Kyprianos, the Archimandrite of the Church of Cyprus, refers to an old rebellion in Cyprus:

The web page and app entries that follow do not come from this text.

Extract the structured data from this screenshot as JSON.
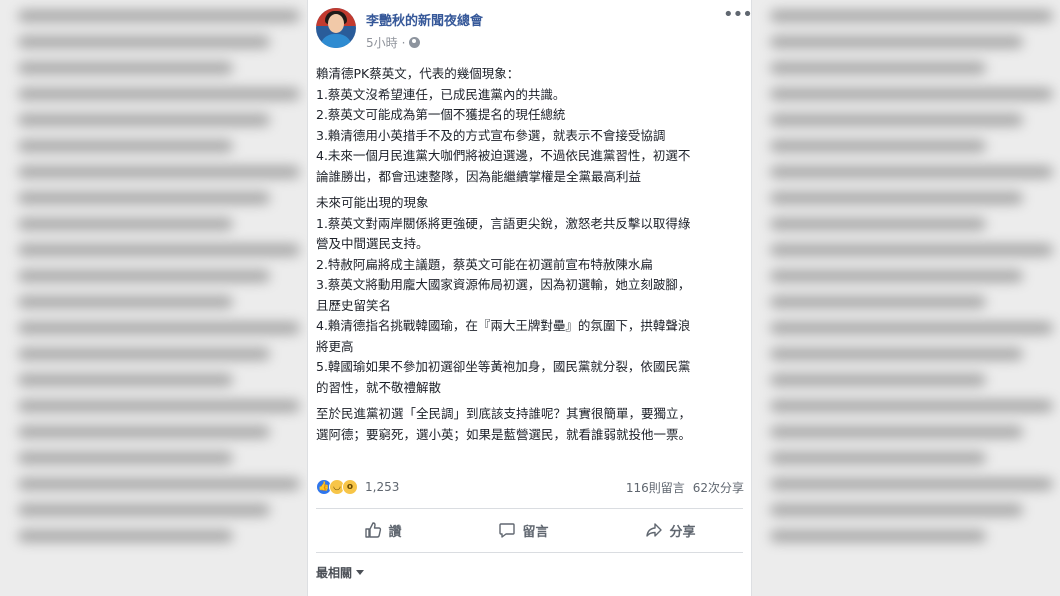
{
  "post": {
    "page_name": "李艷秋的新聞夜總會",
    "time": "5小時",
    "separator": "·",
    "paragraphs": [
      {
        "lines": [
          "賴清德PK蔡英文，代表的幾個現象：",
          "1.蔡英文沒希望連任，已成民進黨內的共識。",
          "2.蔡英文可能成為第一個不獲提名的現任總統",
          "3.賴清德用小英措手不及的方式宣布參選，就表示不會接受協調",
          "4.未來一個月民進黨大咖們將被迫選邊，不過依民進黨習性，初選不",
          "論誰勝出，都會迅速整隊，因為能繼續掌權是全黨最高利益"
        ]
      },
      {
        "lines": [
          "未來可能出現的現象",
          "1.蔡英文對兩岸關係將更強硬，言語更尖銳，激怒老共反擊以取得綠",
          "營及中間選民支持。",
          "2.特赦阿扁將成主議題，蔡英文可能在初選前宣布特赦陳水扁",
          "3.蔡英文將動用龐大國家資源佈局初選，因為初選輸，她立刻跛腳，",
          "且歷史留笑名",
          "4.賴清德指名挑戰韓國瑜，在『兩大王牌對壘』的氛圍下，拱韓聲浪",
          "將更高",
          "5.韓國瑜如果不參加初選卻坐等黃袍加身，國民黨就分裂，依國民黨",
          "的習性，就不敬禮解散"
        ]
      },
      {
        "lines": [
          "至於民進黨初選「全民調」到底該支持誰呢？其實很簡單，要獨立，",
          "選阿德；要窮死，選小英；如果是藍營選民，就看誰弱就投他一票。"
        ]
      }
    ],
    "reaction_count": "1,253",
    "comments": "116則留言",
    "shares": "62次分享"
  },
  "actions": {
    "like": "讚",
    "comment": "留言",
    "share": "分享"
  },
  "sort_label": "最相關",
  "colors": {
    "page_name": "#365899",
    "like": "#2f76ed",
    "text": "#1d2129",
    "muted": "#606770"
  }
}
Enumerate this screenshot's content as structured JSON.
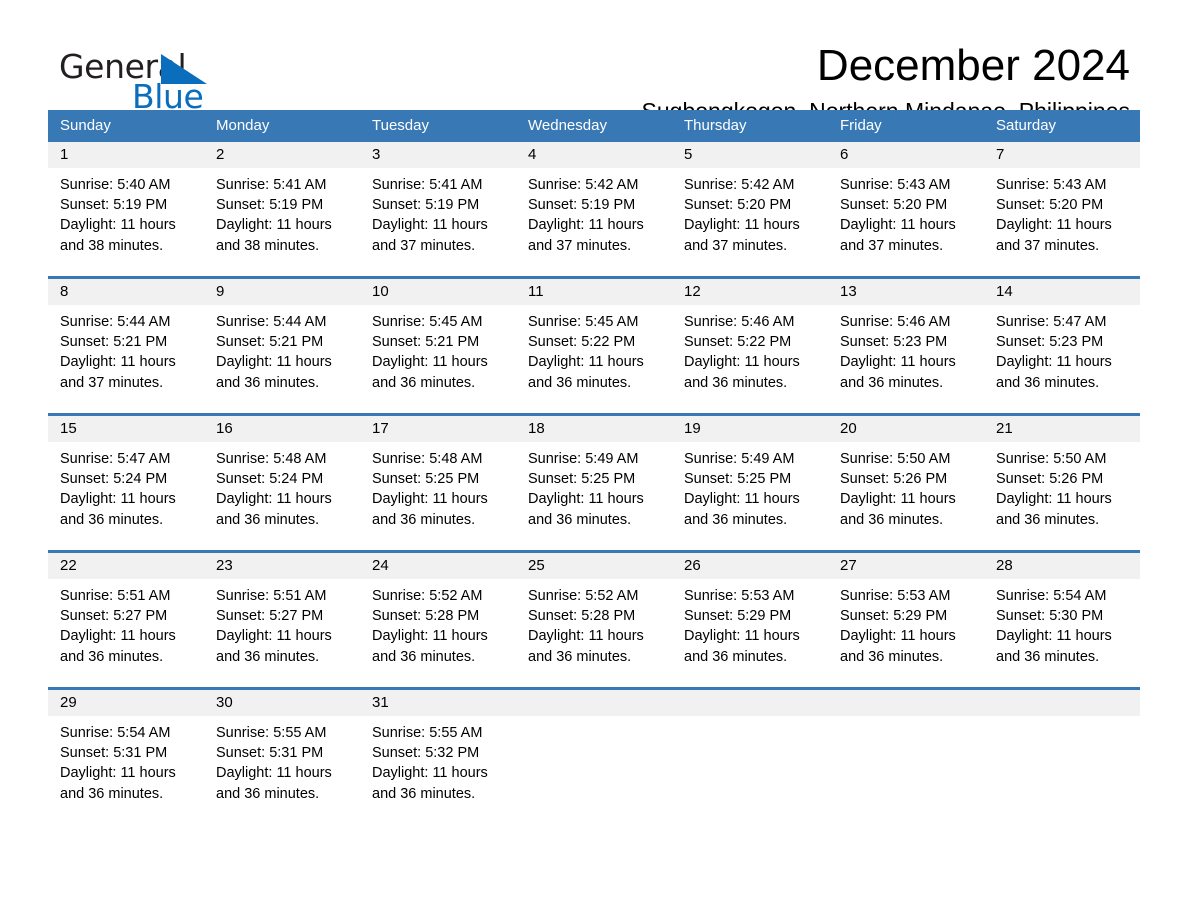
{
  "brand": {
    "word_one": "General",
    "word_two": "Blue",
    "triangle_color": "#0a6ebd",
    "accent_color": "#3878b4"
  },
  "header": {
    "title": "December 2024",
    "location": "Sugbongkogon, Northern Mindanao, Philippines"
  },
  "calendar": {
    "weekdays": [
      "Sunday",
      "Monday",
      "Tuesday",
      "Wednesday",
      "Thursday",
      "Friday",
      "Saturday"
    ],
    "weeks": [
      [
        {
          "day": "1",
          "lines": [
            "Sunrise: 5:40 AM",
            "Sunset: 5:19 PM",
            "Daylight: 11 hours",
            "and 38 minutes."
          ]
        },
        {
          "day": "2",
          "lines": [
            "Sunrise: 5:41 AM",
            "Sunset: 5:19 PM",
            "Daylight: 11 hours",
            "and 38 minutes."
          ]
        },
        {
          "day": "3",
          "lines": [
            "Sunrise: 5:41 AM",
            "Sunset: 5:19 PM",
            "Daylight: 11 hours",
            "and 37 minutes."
          ]
        },
        {
          "day": "4",
          "lines": [
            "Sunrise: 5:42 AM",
            "Sunset: 5:19 PM",
            "Daylight: 11 hours",
            "and 37 minutes."
          ]
        },
        {
          "day": "5",
          "lines": [
            "Sunrise: 5:42 AM",
            "Sunset: 5:20 PM",
            "Daylight: 11 hours",
            "and 37 minutes."
          ]
        },
        {
          "day": "6",
          "lines": [
            "Sunrise: 5:43 AM",
            "Sunset: 5:20 PM",
            "Daylight: 11 hours",
            "and 37 minutes."
          ]
        },
        {
          "day": "7",
          "lines": [
            "Sunrise: 5:43 AM",
            "Sunset: 5:20 PM",
            "Daylight: 11 hours",
            "and 37 minutes."
          ]
        }
      ],
      [
        {
          "day": "8",
          "lines": [
            "Sunrise: 5:44 AM",
            "Sunset: 5:21 PM",
            "Daylight: 11 hours",
            "and 37 minutes."
          ]
        },
        {
          "day": "9",
          "lines": [
            "Sunrise: 5:44 AM",
            "Sunset: 5:21 PM",
            "Daylight: 11 hours",
            "and 36 minutes."
          ]
        },
        {
          "day": "10",
          "lines": [
            "Sunrise: 5:45 AM",
            "Sunset: 5:21 PM",
            "Daylight: 11 hours",
            "and 36 minutes."
          ]
        },
        {
          "day": "11",
          "lines": [
            "Sunrise: 5:45 AM",
            "Sunset: 5:22 PM",
            "Daylight: 11 hours",
            "and 36 minutes."
          ]
        },
        {
          "day": "12",
          "lines": [
            "Sunrise: 5:46 AM",
            "Sunset: 5:22 PM",
            "Daylight: 11 hours",
            "and 36 minutes."
          ]
        },
        {
          "day": "13",
          "lines": [
            "Sunrise: 5:46 AM",
            "Sunset: 5:23 PM",
            "Daylight: 11 hours",
            "and 36 minutes."
          ]
        },
        {
          "day": "14",
          "lines": [
            "Sunrise: 5:47 AM",
            "Sunset: 5:23 PM",
            "Daylight: 11 hours",
            "and 36 minutes."
          ]
        }
      ],
      [
        {
          "day": "15",
          "lines": [
            "Sunrise: 5:47 AM",
            "Sunset: 5:24 PM",
            "Daylight: 11 hours",
            "and 36 minutes."
          ]
        },
        {
          "day": "16",
          "lines": [
            "Sunrise: 5:48 AM",
            "Sunset: 5:24 PM",
            "Daylight: 11 hours",
            "and 36 minutes."
          ]
        },
        {
          "day": "17",
          "lines": [
            "Sunrise: 5:48 AM",
            "Sunset: 5:25 PM",
            "Daylight: 11 hours",
            "and 36 minutes."
          ]
        },
        {
          "day": "18",
          "lines": [
            "Sunrise: 5:49 AM",
            "Sunset: 5:25 PM",
            "Daylight: 11 hours",
            "and 36 minutes."
          ]
        },
        {
          "day": "19",
          "lines": [
            "Sunrise: 5:49 AM",
            "Sunset: 5:25 PM",
            "Daylight: 11 hours",
            "and 36 minutes."
          ]
        },
        {
          "day": "20",
          "lines": [
            "Sunrise: 5:50 AM",
            "Sunset: 5:26 PM",
            "Daylight: 11 hours",
            "and 36 minutes."
          ]
        },
        {
          "day": "21",
          "lines": [
            "Sunrise: 5:50 AM",
            "Sunset: 5:26 PM",
            "Daylight: 11 hours",
            "and 36 minutes."
          ]
        }
      ],
      [
        {
          "day": "22",
          "lines": [
            "Sunrise: 5:51 AM",
            "Sunset: 5:27 PM",
            "Daylight: 11 hours",
            "and 36 minutes."
          ]
        },
        {
          "day": "23",
          "lines": [
            "Sunrise: 5:51 AM",
            "Sunset: 5:27 PM",
            "Daylight: 11 hours",
            "and 36 minutes."
          ]
        },
        {
          "day": "24",
          "lines": [
            "Sunrise: 5:52 AM",
            "Sunset: 5:28 PM",
            "Daylight: 11 hours",
            "and 36 minutes."
          ]
        },
        {
          "day": "25",
          "lines": [
            "Sunrise: 5:52 AM",
            "Sunset: 5:28 PM",
            "Daylight: 11 hours",
            "and 36 minutes."
          ]
        },
        {
          "day": "26",
          "lines": [
            "Sunrise: 5:53 AM",
            "Sunset: 5:29 PM",
            "Daylight: 11 hours",
            "and 36 minutes."
          ]
        },
        {
          "day": "27",
          "lines": [
            "Sunrise: 5:53 AM",
            "Sunset: 5:29 PM",
            "Daylight: 11 hours",
            "and 36 minutes."
          ]
        },
        {
          "day": "28",
          "lines": [
            "Sunrise: 5:54 AM",
            "Sunset: 5:30 PM",
            "Daylight: 11 hours",
            "and 36 minutes."
          ]
        }
      ],
      [
        {
          "day": "29",
          "lines": [
            "Sunrise: 5:54 AM",
            "Sunset: 5:31 PM",
            "Daylight: 11 hours",
            "and 36 minutes."
          ]
        },
        {
          "day": "30",
          "lines": [
            "Sunrise: 5:55 AM",
            "Sunset: 5:31 PM",
            "Daylight: 11 hours",
            "and 36 minutes."
          ]
        },
        {
          "day": "31",
          "lines": [
            "Sunrise: 5:55 AM",
            "Sunset: 5:32 PM",
            "Daylight: 11 hours",
            "and 36 minutes."
          ]
        },
        {
          "day": "",
          "lines": []
        },
        {
          "day": "",
          "lines": []
        },
        {
          "day": "",
          "lines": []
        },
        {
          "day": "",
          "lines": []
        }
      ]
    ]
  }
}
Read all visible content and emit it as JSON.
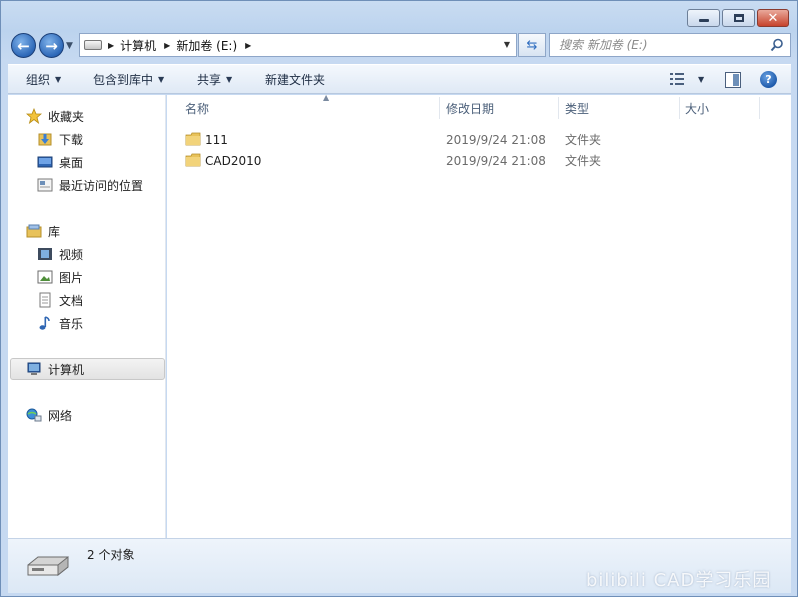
{
  "window": {
    "caption_buttons": [
      "minimize",
      "maximize",
      "close"
    ]
  },
  "nav": {
    "back_icon": "back-arrow-icon",
    "forward_icon": "forward-arrow-icon"
  },
  "address": {
    "crumbs": [
      "计算机",
      "新加卷 (E:)"
    ]
  },
  "search": {
    "placeholder": "搜索 新加卷 (E:)"
  },
  "toolbar": {
    "organize": "组织",
    "include_in_library": "包含到库中",
    "share": "共享",
    "new_folder": "新建文件夹"
  },
  "sidebar": {
    "favorites": {
      "label": "收藏夹",
      "items": [
        "下载",
        "桌面",
        "最近访问的位置"
      ]
    },
    "libraries": {
      "label": "库",
      "items": [
        "视频",
        "图片",
        "文档",
        "音乐"
      ]
    },
    "computer": "计算机",
    "network": "网络"
  },
  "columns": {
    "name": "名称",
    "date": "修改日期",
    "type": "类型",
    "size": "大小"
  },
  "files": [
    {
      "name": "111",
      "date": "2019/9/24 21:08",
      "type": "文件夹"
    },
    {
      "name": "CAD2010",
      "date": "2019/9/24 21:08",
      "type": "文件夹"
    }
  ],
  "status": {
    "count_text": "2 个对象"
  },
  "watermark": "bilibili CAD学习乐园",
  "colors": {
    "accent": "#2d68b8",
    "folder": "#e8c25a",
    "close_button": "#c7432c"
  }
}
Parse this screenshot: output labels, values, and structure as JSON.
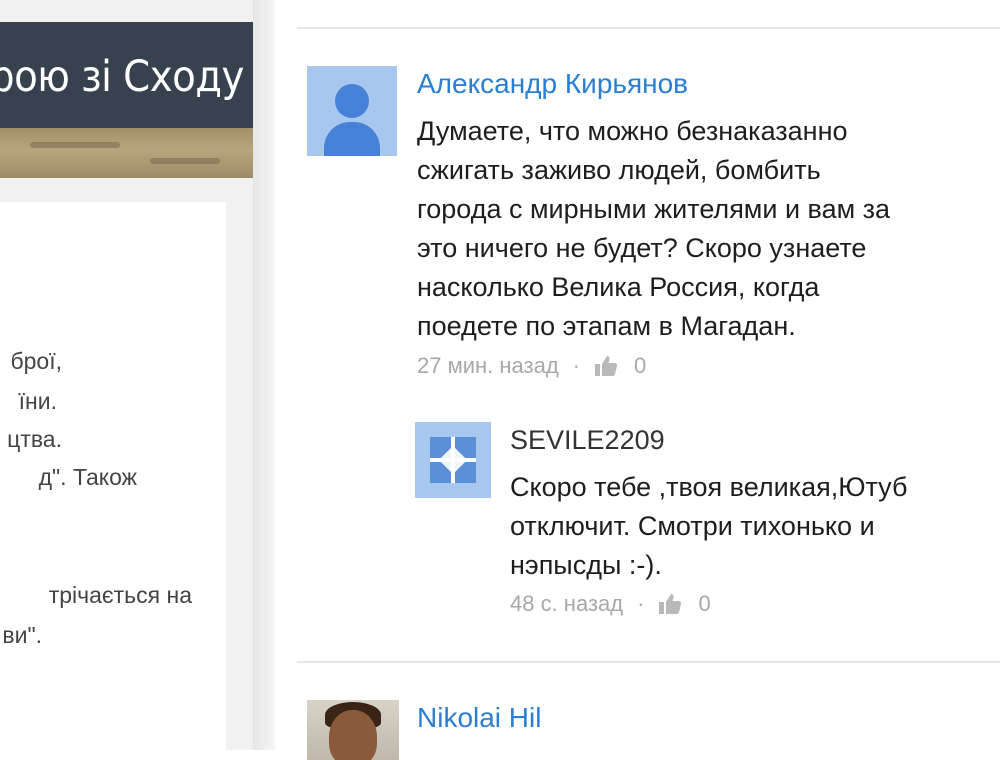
{
  "video": {
    "title": "рою зі Сходу"
  },
  "description": {
    "lines": [
      "брої,",
      "їни.",
      "цтва.",
      "д\". Також",
      "трічається на",
      "ви\"."
    ]
  },
  "comments": [
    {
      "author": "Александр Кирьянов",
      "text": "Думаете, что можно безнаказанно\nсжигать заживо людей, бомбить\nгорода с мирными жителями и вам за\nэто ничего не будет? Скоро узнаете\nнасколько Велика Россия, когда\nпоедете по этапам в Магадан.",
      "time": "27 мин. назад",
      "likes": "0",
      "avatar_icon": "default-user-avatar-icon",
      "reply": {
        "author": "SEVILE2209",
        "text": "Скоро тебе ,твоя великая,Ютуб\nотключит. Смотри тихонько и\nнэпысды :-).",
        "time": "48 с. назад",
        "likes": "0",
        "avatar_icon": "pattern-avatar-icon"
      }
    },
    {
      "author": "Nikolai Hil",
      "avatar_icon": "photo-avatar-icon"
    }
  ],
  "meta": {
    "separator": "·"
  },
  "colors": {
    "title_bar": "#38424f",
    "author_link": "#2a7fd4",
    "meta_gray": "#a8a8a8",
    "avatar_bg": "#a7c7ef",
    "avatar_fg": "#4782d8"
  }
}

I learnt something from popular tradition, and I also obtained excellent information from the lips of an aged Turk of 97, and from a Greek almost as old, who had both been eyewitnesses of a rebellion which occurred in this island about eighty years ago, and lasted seven whole years. Cyprus was then, like Rhodes and the islands of the Archipelago, under the rule of the Qapudan Pasha. The yearly kharaji due to the Porte was collected by a kharaji; the ma'ishet was collected on behalf of the Qapudan Pasha; and the nuzul was assigned for the maintenance of the governor sent by that officer. It was fixed at 12,000 pieces of Seville (Spanish dollars) then worth fifty paras each. The aghas of Levkosia who farmed these imposts, sometimes one sometimes another of them, fell to rivalry and quarrelling; then they took up arms and attacked one another, until Mehmed Boyaji-Oghlu got the mastery over them all, was proclaimed leader, and stood out as a rebel for seven years. He paid every year to the kharaji sent by the Porte the appointed kharaji, which these collectors had hitherto to beg for, and used to keep for their own ends.